We override freeStone.moveInto so that if it's being moved out of the wall it announces the presence of the small round hole that's thereby revealed. The next problem we are going to have to sort out is how to make things visible and invisible according to what's where. The easiest way to deal with this is to make a series of nested containers, which we'll make open or closed according to whether the obscuring object is present or not. We make the hole in the wall a RestrictedContainer so that it can handle an attempt to PUT BUTTON IN HOLE or PUT STONE IN HOLE, but we place it inside another container that represents the presence or absence of the stone in the wall (so that hole is visible if and only if the stone is not in the wall):

+ Container, SecretFixture
  isOpen = (!freeStone.isIn(tunnelEndWestWall))

++ holeInWall : RestrictedContainer, Fixture 
   'small round circular hole*holes' 'small round hole'   
   isListedInContents = (sightPresence)   
   bulkCapacity = 3 
   validContents = [holeButton, freeStone]
         replaceAction(PutIn, gDobj, tunnelEndWestWall);
       else if(gDobj==holeButton)
         replaceAction(AttachTo, gDobj, buttonFitting);

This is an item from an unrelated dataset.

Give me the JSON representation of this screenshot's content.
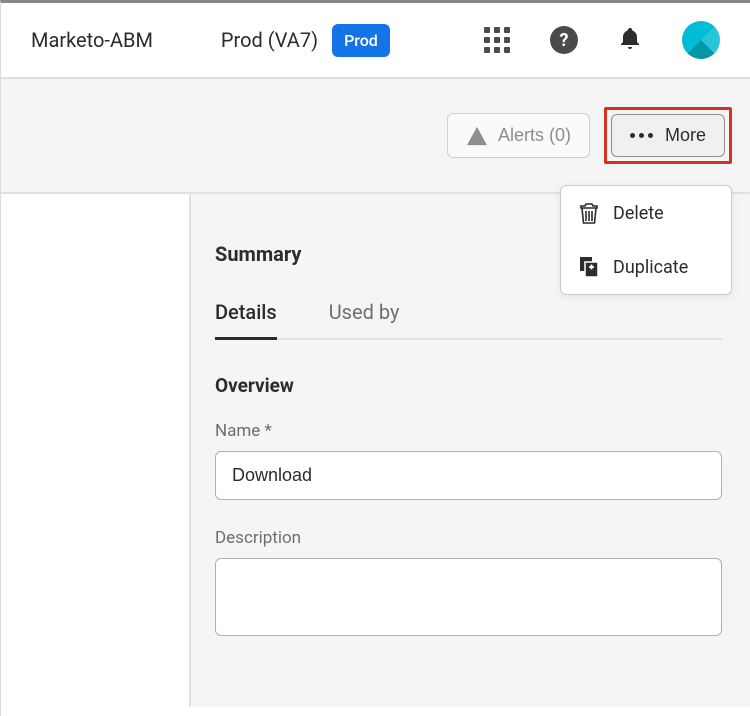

The button is the most complex object we need to define here. It starts attached to a fitting that also acts as the container for the tiny hole containing the wires (which we'll come to in a minute), so we define buttonFitting as being in its list of attachedObjects from the start, and override canAttachTo to allow the buttonFitting as an attachment. The button can only be detached if it has first been unscrewed so we define an unscrewed property to keep track of this and then test for it in canDetachFrom. The handleAttach and handleDetach methods then define the specialized handling we need for attaching and detaching the button from its fitting, in the former case moving the button into the hole and setting unscrewed to nil, in the latter moving the button into the actor's inventory (on the assumption that it will come off into his hand), and in both cases displaying a suitable message. We also need to define the handling for the UNSCREW command (basically to set unscrewed to true and make a suitable report). While we're at it we make SCREW equivalent to ATTACH BUTTON TO FITTING, and TAKE BUTTON equivalent to DETACH BUTTON FROM FITTING if the button is attached to the fitting:

+++ holeButton : Attachable, Button 'small black button/casing' 'small black button'
   "It's in a circular casing<<isAttachedTo(buttonFitting) ? ''
     : ', inside which is a screw thread'>>. "
   canAttachTo(obj) { return obj == buttonFitting; }
     unscrewed = nil;
     "{You/he} screw{s} the button into its fitting. ";     
   canDetachFrom(obj) { return obj == buttonFitting && unscrewed; }
           return 'It seems to be screwed in place. ';
           return inherited(obj);
     "{You/he} remove{s} the button from its fitting, revealing a tiny hole behind. ";     
   attachedObjects = [buttonFitting]   
   unscrewed = nil
     verify() { if(unscrewed) illogicalNow('It\'s already unscrewed. '); }
       "{You/he} unscrew{s} the button. ";
       unscrewed = true;
   dobjFor(Screw) remapTo(AttachTo, self, buttonFitting)
   dobjFor(Take) maybeRemapTo(isAttachedTo(buttonFitting),DetachFrom, self, buttonFitting)
       if(isAttachedTo(buttonFitting) && blackWire.isAttachedTo(greenWire)
         && blackWire.isAttachedTo(redWire))
         "Nothing happens. ";

At the end of all this we also define what happens when the button is pushed. Nothing happens at all unless the wires have been repaired (by attaching the black wire to both the red wire and the green wire to restore the connection) and the button is attached to its fitting; but if all these conditions are met we open or close the door (depending on whether it is currently closed or open).

The next step is to define the fitting to which the button is attached. Most of the attachment work has been done on the button, but we also need to make it a container that's opened when the button is removed so we can see what's inside:

+++ buttonFitting : Attachable, Container, Fixture '(button) fitting' 'fitting'  
   "<<isAttachedTo(holeButton) ? '' : 'It\'s circular, with a screw thread running
    round the outside. '>>" 
   isOpen = (!holeButton.isAttachedTo(self))
   isListedInContents = (isOpen)

We'll go on to implement the wires inside the fitting as NearbyAttachables.